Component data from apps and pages
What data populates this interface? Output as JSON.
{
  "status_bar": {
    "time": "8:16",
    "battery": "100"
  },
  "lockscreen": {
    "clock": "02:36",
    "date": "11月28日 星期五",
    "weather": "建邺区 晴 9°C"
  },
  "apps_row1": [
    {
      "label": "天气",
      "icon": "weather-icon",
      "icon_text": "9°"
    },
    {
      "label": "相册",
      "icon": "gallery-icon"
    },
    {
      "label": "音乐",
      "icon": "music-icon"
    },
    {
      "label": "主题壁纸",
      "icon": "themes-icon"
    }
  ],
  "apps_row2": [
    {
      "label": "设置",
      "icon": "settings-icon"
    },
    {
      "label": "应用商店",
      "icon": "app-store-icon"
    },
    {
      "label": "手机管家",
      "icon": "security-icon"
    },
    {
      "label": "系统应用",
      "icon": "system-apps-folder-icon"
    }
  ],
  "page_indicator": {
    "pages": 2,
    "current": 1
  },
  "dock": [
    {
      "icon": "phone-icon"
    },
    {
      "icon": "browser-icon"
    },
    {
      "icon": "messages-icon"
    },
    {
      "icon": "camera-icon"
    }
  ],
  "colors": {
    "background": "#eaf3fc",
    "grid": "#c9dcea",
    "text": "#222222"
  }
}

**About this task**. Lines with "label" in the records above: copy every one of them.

**Exercise answer**.
      "label": "天气",
      "label": "相册",
      "label": "音乐",
      "label": "主题壁纸",
      "label": "设置",
      "label": "应用商店",
      "label": "手机管家",
      "label": "系统应用",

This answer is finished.